New Order’s lyrics had been fairly oblique and abstract, but during this period things started to come into more focus and State Of The Nation’s lyrics – ‘So don’t tell me about politics/Or all the problems of our economics/ When you can’t look after what you can’t own/ You scream and shout all day long’ – are much more pointed. Hooky remarked that “Barney was certainly more interested in this side of the LP but these songs actually have less vocals? Interesting.” All Day Long also had elements of Richard Wagner’s Prelude to Das Rheingold, which the band would use as an intro tape.

Angel Dust

A little bit of discordancy to remind people that the band hadn’t fully gone pop, opening with a Middle Eastern prayer call, Angel Dust is an industrial number filled with gunshots, distortion, brash piano, thrash guitar and the sort of drum programming that allowed Morris to have a right old riot. The band issued it in a remix called Evil Dust as part of a CDV (video CD) release of True Faith although it had previously been part of a compilation called Funky Alternatives pitched alongside tracks by DAF, Chris & Cosey and 23 Skidoo.

Every Little Counts

As Hooky said: “The lyrics to this song were done at 5am at the end of a long session in Ireland, when everyone had just had enough.” The song was inspired by Lou Reed’s classic 1972 track, Walk On The Wild Side, and as Johnson recalled, was painstakingly pieced together: “It was very long originally, so it had to be restructured, and the extra piece at the end was one of Gillian’s ideas. The song had to fit together like a jigsaw puzzle.” The ending came from Bernard pressing every key on his Emulator to create an almighty racket, before a scratched vinyl effect ends the album abruptly. Morris later said: “What we should have done is make the tape version sound like the tape getting chewed up. The CD could have the sticking sound.”

State Of The Nation
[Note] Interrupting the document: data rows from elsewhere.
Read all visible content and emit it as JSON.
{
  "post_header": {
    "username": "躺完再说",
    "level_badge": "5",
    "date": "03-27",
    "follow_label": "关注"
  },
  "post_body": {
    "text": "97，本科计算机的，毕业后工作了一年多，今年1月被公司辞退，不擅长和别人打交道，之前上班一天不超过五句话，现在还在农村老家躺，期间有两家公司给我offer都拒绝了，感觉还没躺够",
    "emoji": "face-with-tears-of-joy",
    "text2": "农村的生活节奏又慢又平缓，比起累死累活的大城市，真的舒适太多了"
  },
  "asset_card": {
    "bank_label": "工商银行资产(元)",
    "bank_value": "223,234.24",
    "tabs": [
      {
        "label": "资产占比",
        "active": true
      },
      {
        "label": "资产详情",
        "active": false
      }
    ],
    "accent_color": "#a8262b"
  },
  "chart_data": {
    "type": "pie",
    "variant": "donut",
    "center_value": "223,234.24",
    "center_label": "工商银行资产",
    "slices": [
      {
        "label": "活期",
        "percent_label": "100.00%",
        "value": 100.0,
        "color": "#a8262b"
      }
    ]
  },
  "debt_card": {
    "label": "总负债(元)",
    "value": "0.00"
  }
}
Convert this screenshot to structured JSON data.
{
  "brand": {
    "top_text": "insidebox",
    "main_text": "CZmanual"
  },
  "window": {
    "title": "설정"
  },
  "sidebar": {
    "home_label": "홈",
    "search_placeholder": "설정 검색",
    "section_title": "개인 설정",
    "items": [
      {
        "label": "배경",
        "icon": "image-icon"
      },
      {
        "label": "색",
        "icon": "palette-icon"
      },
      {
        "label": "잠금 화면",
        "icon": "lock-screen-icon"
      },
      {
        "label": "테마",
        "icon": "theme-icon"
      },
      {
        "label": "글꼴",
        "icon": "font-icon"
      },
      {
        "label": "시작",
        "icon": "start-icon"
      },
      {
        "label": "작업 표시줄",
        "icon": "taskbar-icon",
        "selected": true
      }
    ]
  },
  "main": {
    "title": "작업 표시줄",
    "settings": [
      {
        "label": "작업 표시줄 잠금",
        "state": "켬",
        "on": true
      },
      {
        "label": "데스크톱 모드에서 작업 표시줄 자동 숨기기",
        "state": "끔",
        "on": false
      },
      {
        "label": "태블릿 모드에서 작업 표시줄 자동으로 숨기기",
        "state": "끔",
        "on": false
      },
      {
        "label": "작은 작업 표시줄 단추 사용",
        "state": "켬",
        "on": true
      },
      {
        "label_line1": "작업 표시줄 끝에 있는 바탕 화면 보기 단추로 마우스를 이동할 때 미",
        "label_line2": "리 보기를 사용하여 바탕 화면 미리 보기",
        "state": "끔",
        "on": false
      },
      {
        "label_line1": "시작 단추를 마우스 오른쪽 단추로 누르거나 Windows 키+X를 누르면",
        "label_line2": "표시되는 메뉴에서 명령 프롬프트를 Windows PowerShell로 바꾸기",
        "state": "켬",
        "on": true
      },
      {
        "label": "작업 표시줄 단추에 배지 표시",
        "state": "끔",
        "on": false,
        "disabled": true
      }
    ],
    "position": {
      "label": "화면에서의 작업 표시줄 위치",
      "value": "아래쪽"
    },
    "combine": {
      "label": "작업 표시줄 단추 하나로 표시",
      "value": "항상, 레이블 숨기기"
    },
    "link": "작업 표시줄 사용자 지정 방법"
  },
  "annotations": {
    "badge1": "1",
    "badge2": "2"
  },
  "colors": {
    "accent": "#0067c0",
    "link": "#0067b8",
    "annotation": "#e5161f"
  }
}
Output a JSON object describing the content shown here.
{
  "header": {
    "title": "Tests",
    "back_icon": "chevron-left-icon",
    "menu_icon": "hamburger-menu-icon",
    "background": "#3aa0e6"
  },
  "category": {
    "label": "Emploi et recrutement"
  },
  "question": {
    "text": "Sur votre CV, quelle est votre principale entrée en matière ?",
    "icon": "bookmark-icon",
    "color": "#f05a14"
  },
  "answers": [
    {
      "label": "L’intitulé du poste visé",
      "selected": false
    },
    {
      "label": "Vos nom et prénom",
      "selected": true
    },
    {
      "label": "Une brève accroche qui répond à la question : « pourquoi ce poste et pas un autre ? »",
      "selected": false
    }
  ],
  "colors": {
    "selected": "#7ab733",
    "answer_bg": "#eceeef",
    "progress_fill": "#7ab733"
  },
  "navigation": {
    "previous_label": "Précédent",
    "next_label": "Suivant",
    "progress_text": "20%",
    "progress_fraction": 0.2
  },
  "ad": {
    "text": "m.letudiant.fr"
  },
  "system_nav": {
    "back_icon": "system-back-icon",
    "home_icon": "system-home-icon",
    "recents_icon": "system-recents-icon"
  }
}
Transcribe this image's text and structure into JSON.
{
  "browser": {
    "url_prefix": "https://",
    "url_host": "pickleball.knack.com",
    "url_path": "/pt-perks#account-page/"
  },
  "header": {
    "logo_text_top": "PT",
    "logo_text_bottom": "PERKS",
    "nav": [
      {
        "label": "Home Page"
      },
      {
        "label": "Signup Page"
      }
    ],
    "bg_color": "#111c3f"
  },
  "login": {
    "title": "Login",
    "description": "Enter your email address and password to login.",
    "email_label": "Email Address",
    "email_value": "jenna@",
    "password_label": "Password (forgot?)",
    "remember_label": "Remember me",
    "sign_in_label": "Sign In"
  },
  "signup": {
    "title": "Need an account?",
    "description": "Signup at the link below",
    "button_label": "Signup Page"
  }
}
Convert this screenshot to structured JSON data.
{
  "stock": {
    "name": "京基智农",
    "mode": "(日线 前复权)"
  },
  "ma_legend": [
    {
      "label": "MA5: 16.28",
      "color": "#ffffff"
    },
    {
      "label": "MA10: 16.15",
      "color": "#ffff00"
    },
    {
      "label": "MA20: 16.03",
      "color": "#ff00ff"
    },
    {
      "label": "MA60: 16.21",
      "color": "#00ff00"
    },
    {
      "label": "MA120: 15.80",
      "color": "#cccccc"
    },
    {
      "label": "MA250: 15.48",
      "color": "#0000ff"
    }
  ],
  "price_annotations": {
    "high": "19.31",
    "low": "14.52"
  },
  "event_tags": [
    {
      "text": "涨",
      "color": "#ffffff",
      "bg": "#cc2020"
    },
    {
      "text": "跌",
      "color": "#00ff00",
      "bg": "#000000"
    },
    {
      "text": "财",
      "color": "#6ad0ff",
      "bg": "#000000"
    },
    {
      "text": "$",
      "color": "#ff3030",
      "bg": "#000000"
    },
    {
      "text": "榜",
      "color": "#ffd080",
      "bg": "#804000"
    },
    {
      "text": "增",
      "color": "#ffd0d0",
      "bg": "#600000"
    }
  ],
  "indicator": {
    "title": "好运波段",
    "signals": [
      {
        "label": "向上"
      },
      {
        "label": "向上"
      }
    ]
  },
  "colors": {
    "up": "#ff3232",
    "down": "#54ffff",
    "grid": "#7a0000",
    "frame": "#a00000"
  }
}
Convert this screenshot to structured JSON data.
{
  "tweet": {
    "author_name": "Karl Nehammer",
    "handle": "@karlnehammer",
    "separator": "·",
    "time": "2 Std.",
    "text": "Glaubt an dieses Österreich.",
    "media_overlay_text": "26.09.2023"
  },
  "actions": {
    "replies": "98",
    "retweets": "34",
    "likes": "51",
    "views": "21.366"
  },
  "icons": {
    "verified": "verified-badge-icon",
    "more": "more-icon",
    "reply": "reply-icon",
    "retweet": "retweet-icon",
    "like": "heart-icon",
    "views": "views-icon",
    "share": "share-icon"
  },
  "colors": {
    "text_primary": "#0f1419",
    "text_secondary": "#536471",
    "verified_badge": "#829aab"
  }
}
Inspired by the band’s Japanese translator, who claimed that any groupies who’d follow the band around were actually ‘the shame of the nation’, which New Order thought was funny and adapted to use for a remix of the song. With State Of The Nation, however, a little confusingly, the ‘Shame’ version was featured on the expanded edition of Low-Life. It was also released in some territories as the B-side of Bizarre Love Triangle. To confuse matters further, State Of The Nation was actually released a week before Brotherhood, and ended up being added to the CD version.